Change is difficult and humans seem to have a blind instinct to defend “how things are supposed to be”. Considering that friends can have red-in-the-face, top of your lungs “discussions” about whether landing on “Free Parking” is supposed to pay out the money collected from “Chance” cards in Monopoly, it should be no surprise that decent people objected to changing what marriage “is supposed to be”.
But that was ten years ago. And despite the blustering of the professionally indignant defenders of (their own) religious freedom, the horizon is clear and the future is no mystery. Equality is coming, not on little cats feet like the fog, but galloping at breakneck speed. And there’s a good reason why.
Gay marriage was new. And odd. And a contradiction to what the terms were understood to be. It was like chocolate cereal or raw fish or women wearing slacks or smart phones. It just took getting used to.
But once the “new” wares off, real objections have to be considered. I won’t eat coco-puffs, but sushi isn’t so bad and after years of dragging my feet, I finally discovered that I can’t live without an iPhone.
And, as we all know, there aren’t many valid objections to same-sex marriage. Either you believe that the instinctive fears about drastically changing society have merit (that we just haven’t yet discovered) or you don’t. And as more people came to know gay folks, these concerns seem less likely.
Which brings me to my point: Mitt Romney doesn’t believe that letting gay people marry will harm society – or certainly not more than other things he puts up with. And he is fully aware that his views harm gay people and are unfair, unconstitutional, and a violation of the American ideal. He knows that. Other than a few truly insane people (Hello, Lew), they all do. They just don’t think that hedonistic sinners who defy God and social convention should have any claim on fairness, constitutionality, and the American ideal.
And furthermore, they know that the American public has little tolerance right now for blatant homophobia (other than, perhaps, in North Carolina). While ten years ago it might have been acceptable to laugh at the homos playing house, now that doesn’t fly. And the truth probably is that a huge chunk of politicians who vote against the American principles of equality couldn’t care less if gay people marry. They are just selling a product and pandering to a (rapidly shrinking) base.
But until yesterday, those who oppose equality had the perfect out. They didn’t have to look bad. They didn’t have to seem unreasonable. They didn’t have to appear to be motivated by less-than-admirable prejudices.

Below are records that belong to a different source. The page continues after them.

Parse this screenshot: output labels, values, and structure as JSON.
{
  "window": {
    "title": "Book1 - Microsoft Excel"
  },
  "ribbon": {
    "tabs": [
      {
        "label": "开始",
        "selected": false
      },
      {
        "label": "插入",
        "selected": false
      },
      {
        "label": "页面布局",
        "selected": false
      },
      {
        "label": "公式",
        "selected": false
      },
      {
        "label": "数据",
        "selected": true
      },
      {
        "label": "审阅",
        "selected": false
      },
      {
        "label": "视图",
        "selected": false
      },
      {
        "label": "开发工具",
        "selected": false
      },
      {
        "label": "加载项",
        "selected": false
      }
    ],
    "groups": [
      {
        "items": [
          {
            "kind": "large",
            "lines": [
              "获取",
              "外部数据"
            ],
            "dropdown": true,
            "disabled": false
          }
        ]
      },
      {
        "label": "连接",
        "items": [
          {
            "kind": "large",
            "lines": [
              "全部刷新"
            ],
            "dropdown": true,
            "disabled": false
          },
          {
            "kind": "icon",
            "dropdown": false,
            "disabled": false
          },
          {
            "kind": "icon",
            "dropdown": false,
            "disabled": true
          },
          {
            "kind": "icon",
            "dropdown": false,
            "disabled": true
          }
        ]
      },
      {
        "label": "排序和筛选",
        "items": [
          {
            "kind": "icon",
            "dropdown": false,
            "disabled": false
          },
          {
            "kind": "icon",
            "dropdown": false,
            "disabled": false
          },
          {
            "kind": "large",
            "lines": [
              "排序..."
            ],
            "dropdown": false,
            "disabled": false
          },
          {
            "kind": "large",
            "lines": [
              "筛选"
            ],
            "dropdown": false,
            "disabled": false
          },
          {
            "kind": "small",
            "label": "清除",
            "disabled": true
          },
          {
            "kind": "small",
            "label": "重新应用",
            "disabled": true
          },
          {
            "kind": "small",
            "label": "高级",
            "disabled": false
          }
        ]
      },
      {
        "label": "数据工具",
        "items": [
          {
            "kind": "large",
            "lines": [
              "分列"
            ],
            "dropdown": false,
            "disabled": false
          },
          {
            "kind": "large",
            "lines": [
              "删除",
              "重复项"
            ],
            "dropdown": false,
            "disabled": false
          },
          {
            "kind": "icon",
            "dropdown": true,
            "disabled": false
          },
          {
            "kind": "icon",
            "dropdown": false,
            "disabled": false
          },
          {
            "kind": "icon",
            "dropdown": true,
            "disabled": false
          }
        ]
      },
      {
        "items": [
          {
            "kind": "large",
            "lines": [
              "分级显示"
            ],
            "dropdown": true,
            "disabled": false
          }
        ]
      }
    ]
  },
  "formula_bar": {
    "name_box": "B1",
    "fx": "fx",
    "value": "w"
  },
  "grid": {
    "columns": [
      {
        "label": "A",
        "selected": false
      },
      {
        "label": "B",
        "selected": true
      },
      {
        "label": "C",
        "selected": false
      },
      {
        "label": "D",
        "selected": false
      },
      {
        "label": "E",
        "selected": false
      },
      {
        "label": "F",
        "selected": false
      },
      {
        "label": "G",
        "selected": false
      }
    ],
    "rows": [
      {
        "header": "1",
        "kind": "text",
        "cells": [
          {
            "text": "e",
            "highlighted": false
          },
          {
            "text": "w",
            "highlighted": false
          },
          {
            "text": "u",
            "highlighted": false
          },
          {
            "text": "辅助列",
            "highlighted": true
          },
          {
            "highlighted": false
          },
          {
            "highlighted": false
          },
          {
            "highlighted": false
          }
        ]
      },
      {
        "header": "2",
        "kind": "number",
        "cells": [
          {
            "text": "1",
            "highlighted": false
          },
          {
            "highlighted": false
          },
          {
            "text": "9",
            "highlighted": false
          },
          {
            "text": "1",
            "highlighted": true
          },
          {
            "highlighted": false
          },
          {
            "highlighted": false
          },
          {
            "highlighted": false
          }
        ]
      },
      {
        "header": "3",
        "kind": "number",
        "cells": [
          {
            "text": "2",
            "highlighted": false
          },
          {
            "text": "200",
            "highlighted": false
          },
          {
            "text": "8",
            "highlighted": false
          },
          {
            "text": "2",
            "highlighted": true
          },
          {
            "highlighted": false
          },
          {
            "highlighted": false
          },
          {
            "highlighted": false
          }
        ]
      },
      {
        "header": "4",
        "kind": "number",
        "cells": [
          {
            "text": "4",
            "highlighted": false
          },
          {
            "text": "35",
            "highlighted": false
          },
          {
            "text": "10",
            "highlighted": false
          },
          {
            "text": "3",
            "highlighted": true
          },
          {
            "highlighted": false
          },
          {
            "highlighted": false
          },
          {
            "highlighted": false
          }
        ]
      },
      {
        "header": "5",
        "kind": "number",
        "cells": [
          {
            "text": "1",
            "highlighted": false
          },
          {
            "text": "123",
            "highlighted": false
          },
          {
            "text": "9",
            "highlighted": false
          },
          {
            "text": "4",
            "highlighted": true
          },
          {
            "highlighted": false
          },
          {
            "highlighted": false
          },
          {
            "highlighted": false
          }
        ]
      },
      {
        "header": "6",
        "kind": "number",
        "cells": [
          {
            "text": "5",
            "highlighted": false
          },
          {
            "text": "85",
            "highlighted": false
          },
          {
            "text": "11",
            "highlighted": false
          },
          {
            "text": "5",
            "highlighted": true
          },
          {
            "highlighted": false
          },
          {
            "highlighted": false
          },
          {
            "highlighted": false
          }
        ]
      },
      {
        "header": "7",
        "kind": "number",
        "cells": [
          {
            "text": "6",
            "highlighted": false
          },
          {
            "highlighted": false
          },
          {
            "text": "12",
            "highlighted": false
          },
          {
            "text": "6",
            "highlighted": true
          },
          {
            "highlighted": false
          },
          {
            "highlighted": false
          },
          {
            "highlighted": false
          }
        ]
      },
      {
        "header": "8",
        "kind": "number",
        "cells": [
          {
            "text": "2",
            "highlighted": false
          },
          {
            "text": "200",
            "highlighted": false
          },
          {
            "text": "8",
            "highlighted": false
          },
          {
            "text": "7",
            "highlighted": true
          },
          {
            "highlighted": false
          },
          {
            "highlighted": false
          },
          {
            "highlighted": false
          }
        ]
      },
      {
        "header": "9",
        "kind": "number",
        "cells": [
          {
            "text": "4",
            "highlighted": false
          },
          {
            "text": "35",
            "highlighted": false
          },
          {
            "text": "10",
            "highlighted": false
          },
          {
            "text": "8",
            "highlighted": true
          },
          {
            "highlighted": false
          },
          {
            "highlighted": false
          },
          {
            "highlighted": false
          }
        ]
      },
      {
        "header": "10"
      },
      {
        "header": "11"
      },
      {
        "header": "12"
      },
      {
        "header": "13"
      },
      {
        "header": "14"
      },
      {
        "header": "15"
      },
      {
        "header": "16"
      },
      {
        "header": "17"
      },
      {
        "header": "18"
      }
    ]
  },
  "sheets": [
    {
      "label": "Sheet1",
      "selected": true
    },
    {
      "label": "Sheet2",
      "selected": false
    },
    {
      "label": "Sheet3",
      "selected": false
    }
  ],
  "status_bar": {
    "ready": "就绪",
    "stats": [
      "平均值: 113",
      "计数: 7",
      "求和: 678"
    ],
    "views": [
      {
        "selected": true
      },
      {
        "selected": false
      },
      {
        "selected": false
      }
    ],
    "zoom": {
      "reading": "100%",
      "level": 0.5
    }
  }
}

They could just say (and I know you all are as sick of hearing it as I am), “I don’t think people should be stopped from visiting loved ones in the hospital, but I don’t support gay marriage. My position is the same as President Obama’s.”
Not any more, it isn’t, Bubba. Not any more.